1972: Fat City – Directed by John Huston
1972: War between Men and Women - Directed by Melville Shavelson
1973: Save the Tiger – Directed by John G. Avildsen
1973: Cherie Bitter (The Way We Were) – Directed by Sydney Pollack
1973 The Sting – Directed by George Roy Hill
1974 The Prisoner of Second Avenue – Directed by Melvin Frank
1976 The Entertainer - Directed by Donald Wyre
1977: The Absent-Minded Waiter – Directed by Carl Gottlieb Short film
1977 The Spy Who Loved Me - Directed by Lewis Gilbert
1978: Ice Fever (Ice Castles) – Directed by Donald Wyre
1978: Same Time, Next Year - Directed by Robert Mulligan
1979: Starting over - Directed by Alan J. Pakula
1979: Ordinary people - Directed by Robert Redford
1980: Chapter Two - Directed by Robert Moore
1980: Seems like old times - Directed by Jay Sandrich
1981 The Fan - Directed by Edward Bianchi
1981 Pennies from Heaven – Directed by Herbert Ross
1982: Actually, I wanted to be in pictures (I ought to be in pictures) – Director: Herbert Ross

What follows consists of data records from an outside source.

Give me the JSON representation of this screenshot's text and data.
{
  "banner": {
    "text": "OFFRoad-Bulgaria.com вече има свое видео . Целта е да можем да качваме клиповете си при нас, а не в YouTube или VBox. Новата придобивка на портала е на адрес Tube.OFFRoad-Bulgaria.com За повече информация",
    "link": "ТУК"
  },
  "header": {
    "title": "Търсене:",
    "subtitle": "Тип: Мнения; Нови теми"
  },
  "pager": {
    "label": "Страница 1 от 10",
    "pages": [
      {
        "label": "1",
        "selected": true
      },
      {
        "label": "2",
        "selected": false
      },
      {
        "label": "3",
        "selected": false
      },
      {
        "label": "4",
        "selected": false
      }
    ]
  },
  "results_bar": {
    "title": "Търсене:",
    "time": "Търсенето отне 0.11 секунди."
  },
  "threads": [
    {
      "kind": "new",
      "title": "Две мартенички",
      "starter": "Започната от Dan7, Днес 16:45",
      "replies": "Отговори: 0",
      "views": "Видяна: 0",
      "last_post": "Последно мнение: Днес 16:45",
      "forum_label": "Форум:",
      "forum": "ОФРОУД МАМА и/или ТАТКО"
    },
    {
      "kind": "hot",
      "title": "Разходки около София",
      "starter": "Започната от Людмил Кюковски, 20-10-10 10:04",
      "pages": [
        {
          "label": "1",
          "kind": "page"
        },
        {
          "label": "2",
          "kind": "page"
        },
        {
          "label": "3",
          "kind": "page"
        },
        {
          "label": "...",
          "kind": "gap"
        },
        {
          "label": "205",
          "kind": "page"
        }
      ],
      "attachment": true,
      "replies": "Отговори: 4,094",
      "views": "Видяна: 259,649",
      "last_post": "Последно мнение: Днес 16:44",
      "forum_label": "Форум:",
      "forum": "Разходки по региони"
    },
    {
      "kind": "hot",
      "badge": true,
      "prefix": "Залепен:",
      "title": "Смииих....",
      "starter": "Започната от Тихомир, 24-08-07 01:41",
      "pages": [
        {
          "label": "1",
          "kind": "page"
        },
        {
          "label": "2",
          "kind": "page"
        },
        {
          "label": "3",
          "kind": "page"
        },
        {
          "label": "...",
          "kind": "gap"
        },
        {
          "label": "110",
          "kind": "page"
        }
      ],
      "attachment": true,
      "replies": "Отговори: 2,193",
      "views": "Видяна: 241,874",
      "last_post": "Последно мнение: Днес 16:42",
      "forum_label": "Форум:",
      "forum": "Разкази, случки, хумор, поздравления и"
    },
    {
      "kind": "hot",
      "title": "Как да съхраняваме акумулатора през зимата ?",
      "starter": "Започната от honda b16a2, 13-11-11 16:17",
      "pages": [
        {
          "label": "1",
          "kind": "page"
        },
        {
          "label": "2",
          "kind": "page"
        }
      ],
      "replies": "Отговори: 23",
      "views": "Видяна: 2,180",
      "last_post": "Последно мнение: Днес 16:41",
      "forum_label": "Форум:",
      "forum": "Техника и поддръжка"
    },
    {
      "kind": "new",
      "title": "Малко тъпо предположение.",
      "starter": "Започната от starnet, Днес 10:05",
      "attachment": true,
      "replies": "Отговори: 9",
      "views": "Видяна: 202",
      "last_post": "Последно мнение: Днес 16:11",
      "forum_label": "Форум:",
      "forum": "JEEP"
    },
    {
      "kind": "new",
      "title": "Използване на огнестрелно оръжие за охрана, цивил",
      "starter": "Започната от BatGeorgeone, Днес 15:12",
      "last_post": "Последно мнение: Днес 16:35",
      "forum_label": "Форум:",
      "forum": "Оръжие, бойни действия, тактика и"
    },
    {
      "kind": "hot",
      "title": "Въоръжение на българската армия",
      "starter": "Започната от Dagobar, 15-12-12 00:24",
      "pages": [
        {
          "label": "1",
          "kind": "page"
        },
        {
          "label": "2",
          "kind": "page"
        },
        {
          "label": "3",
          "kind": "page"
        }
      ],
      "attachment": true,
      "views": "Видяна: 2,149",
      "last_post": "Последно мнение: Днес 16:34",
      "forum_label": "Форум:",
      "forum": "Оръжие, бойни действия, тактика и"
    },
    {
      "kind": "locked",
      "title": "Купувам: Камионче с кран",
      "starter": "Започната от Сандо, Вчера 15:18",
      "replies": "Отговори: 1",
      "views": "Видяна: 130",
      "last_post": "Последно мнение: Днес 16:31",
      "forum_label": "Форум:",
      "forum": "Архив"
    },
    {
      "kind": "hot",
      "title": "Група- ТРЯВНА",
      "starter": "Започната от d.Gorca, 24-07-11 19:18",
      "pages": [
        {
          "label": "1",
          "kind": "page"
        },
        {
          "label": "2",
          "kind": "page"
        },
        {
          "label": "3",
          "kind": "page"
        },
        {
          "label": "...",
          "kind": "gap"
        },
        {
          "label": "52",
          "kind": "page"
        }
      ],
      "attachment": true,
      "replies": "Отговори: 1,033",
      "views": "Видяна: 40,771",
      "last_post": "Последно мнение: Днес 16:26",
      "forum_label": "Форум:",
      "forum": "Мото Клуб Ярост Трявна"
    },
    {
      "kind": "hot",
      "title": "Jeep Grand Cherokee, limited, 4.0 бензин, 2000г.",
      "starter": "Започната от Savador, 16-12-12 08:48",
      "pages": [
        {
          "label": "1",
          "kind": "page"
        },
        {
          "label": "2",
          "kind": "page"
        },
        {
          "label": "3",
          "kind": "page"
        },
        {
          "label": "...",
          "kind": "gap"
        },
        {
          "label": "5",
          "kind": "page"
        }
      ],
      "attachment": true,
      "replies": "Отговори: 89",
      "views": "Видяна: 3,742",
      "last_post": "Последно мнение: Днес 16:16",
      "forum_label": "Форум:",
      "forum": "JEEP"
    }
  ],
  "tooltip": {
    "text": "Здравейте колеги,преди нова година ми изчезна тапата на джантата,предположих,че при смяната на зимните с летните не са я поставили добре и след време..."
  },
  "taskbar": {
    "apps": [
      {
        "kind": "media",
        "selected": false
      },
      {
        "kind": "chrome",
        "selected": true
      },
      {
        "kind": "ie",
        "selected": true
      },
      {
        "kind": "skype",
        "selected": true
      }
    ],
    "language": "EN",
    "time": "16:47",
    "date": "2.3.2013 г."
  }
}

1982: Sophie's choice - Directed by Alan J. Pakula